Work required
Go through the records below and copy out every line that contains the word "JSON".

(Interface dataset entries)
=== Section Start ===

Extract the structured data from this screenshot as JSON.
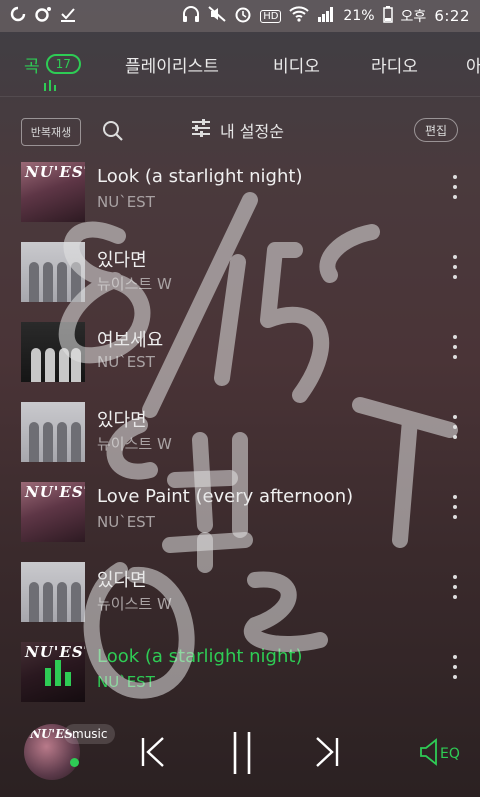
{
  "status_bar": {
    "battery_percent": "21%",
    "ampm": "오후",
    "time": "6:22",
    "hd_label": "HD"
  },
  "tabs": [
    {
      "label": "곡",
      "count": "17",
      "active": true
    },
    {
      "label": "플레이리스트"
    },
    {
      "label": "비디오"
    },
    {
      "label": "라디오"
    },
    {
      "label": "아"
    }
  ],
  "toolbar": {
    "repeat_label": "반복재생",
    "sort_label": "내 설정순",
    "edit_label": "편집"
  },
  "songs": [
    {
      "title": "Look (a starlight night)",
      "artist": "NU`EST",
      "thumb": "nuest"
    },
    {
      "title": "있다면",
      "artist": "뉴이스트 W",
      "thumb": "w"
    },
    {
      "title": "여보세요",
      "artist": "NU`EST",
      "thumb": "dark"
    },
    {
      "title": "있다면",
      "artist": "뉴이스트 W",
      "thumb": "w"
    },
    {
      "title": "Love Paint (every afternoon)",
      "artist": "NU`EST",
      "thumb": "nuest"
    },
    {
      "title": "있다면",
      "artist": "뉴이스트 W",
      "thumb": "w"
    },
    {
      "title": "Look (a starlight night)",
      "artist": "NU`EST",
      "thumb": "nuest",
      "playing": true
    }
  ],
  "player": {
    "source_tag": "music",
    "eq_label": "EQ"
  },
  "handwriting_overlay": "8/15 0|영ㅎ",
  "colors": {
    "accent": "#2ecc55",
    "background_top": "#3f3f45",
    "background_bottom": "#2b2122"
  }
}
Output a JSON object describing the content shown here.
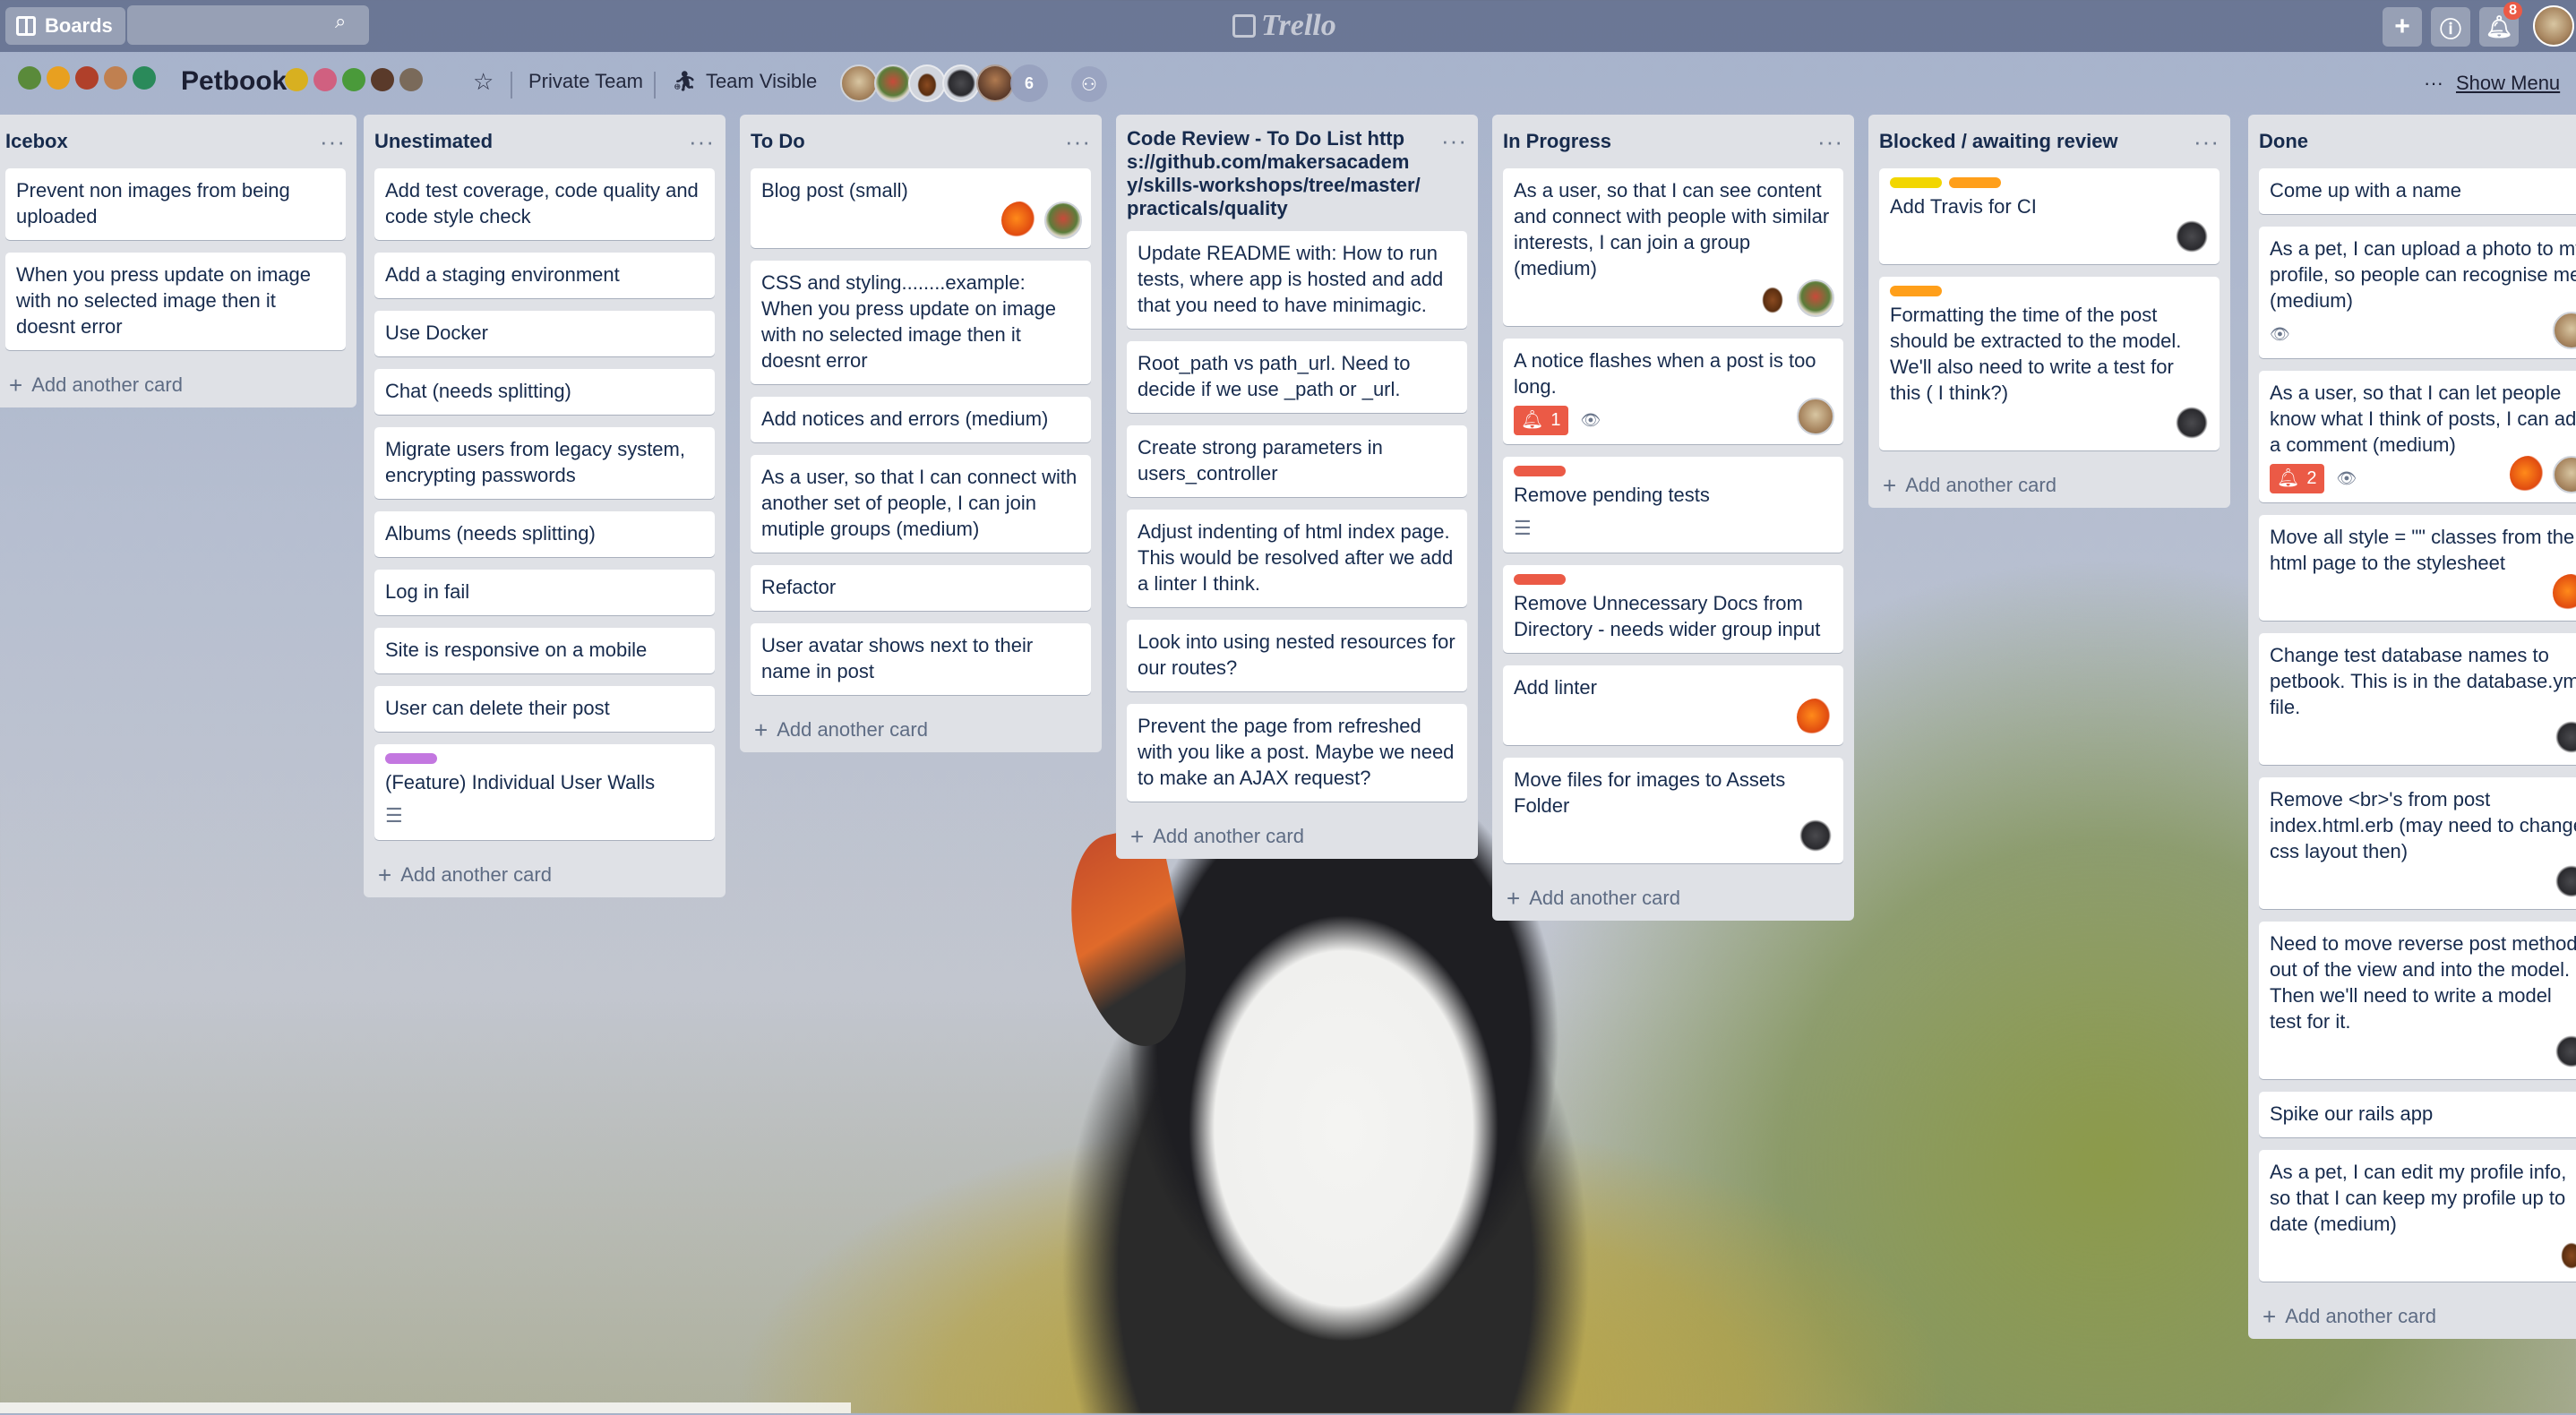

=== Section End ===

Exercise answer
Extract the structured data from this screenshot as JSON.
Output a JSON object describing the content shown here.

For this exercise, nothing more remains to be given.